══ Source records ══

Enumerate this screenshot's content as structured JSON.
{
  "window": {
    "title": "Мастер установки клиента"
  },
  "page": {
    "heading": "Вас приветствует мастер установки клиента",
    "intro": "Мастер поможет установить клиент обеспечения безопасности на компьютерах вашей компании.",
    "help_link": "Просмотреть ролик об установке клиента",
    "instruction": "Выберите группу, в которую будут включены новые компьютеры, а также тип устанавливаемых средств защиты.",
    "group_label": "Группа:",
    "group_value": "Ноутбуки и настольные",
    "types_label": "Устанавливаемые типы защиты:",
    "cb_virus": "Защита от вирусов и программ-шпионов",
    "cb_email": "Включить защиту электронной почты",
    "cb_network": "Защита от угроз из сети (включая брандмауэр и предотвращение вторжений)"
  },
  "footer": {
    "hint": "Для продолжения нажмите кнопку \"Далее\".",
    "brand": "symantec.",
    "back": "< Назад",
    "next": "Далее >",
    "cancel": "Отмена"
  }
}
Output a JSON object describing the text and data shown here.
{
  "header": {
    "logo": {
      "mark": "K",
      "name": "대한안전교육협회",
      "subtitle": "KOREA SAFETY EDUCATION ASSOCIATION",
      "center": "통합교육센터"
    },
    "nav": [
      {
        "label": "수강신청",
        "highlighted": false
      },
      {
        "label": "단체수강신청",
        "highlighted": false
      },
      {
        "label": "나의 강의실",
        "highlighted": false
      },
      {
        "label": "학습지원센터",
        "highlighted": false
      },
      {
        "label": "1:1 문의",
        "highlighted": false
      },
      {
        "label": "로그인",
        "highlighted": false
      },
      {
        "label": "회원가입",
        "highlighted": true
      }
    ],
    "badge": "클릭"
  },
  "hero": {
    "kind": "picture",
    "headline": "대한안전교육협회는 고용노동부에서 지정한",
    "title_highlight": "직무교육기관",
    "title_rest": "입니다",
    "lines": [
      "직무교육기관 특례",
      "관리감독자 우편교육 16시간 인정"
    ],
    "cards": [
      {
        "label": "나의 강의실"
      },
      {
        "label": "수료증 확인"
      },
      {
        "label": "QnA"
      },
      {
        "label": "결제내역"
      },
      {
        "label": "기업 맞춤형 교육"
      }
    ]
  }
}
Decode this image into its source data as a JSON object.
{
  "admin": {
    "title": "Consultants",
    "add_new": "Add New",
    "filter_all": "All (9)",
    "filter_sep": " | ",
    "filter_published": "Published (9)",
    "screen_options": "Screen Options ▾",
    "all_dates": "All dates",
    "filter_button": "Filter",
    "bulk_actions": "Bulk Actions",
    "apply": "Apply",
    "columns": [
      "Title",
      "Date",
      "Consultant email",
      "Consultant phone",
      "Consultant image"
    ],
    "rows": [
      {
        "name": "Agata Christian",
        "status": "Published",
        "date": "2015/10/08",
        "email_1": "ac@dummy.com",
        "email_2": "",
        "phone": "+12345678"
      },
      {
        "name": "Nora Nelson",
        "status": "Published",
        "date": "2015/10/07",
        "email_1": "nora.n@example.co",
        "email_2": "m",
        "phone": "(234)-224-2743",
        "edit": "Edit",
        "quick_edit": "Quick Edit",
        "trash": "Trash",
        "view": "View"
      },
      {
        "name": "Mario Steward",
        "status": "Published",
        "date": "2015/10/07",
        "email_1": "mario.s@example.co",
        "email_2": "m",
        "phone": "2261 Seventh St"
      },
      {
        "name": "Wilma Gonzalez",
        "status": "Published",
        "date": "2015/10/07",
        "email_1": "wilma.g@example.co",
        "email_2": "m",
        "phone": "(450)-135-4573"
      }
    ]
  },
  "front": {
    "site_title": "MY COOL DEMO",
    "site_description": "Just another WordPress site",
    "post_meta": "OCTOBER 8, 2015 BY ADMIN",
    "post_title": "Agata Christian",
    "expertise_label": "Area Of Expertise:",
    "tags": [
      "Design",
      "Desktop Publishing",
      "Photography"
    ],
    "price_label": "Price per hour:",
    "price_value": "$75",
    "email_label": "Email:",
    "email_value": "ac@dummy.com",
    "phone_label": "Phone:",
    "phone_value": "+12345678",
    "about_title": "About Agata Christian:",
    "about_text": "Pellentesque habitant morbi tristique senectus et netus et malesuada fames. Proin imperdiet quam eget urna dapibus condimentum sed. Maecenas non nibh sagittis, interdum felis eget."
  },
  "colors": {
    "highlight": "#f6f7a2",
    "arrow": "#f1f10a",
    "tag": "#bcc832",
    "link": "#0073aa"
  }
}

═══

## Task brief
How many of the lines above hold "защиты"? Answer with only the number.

## Expected answer
2